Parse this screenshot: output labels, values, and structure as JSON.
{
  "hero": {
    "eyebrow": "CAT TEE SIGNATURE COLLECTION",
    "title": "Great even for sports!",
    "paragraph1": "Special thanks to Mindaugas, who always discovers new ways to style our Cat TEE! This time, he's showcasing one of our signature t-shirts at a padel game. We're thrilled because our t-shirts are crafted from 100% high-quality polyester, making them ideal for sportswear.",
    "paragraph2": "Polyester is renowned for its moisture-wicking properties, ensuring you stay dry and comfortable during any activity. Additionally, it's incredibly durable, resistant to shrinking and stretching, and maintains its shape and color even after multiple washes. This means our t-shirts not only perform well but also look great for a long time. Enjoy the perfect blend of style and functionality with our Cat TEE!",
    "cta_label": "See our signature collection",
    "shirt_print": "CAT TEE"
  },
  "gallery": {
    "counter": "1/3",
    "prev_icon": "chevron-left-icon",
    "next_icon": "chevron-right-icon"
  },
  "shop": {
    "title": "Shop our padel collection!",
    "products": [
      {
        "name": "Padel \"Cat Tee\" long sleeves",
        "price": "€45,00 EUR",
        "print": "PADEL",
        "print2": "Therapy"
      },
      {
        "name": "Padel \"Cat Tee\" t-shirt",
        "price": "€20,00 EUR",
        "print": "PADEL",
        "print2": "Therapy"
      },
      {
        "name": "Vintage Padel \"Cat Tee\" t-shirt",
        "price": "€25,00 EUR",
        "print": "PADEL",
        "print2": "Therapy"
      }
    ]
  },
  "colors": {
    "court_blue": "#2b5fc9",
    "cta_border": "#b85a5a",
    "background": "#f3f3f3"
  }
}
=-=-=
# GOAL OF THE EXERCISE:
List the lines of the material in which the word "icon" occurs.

# THE ANSWER:
    "prev_icon": "chevron-left-icon",
    "next_icon": "chevron-right-icon"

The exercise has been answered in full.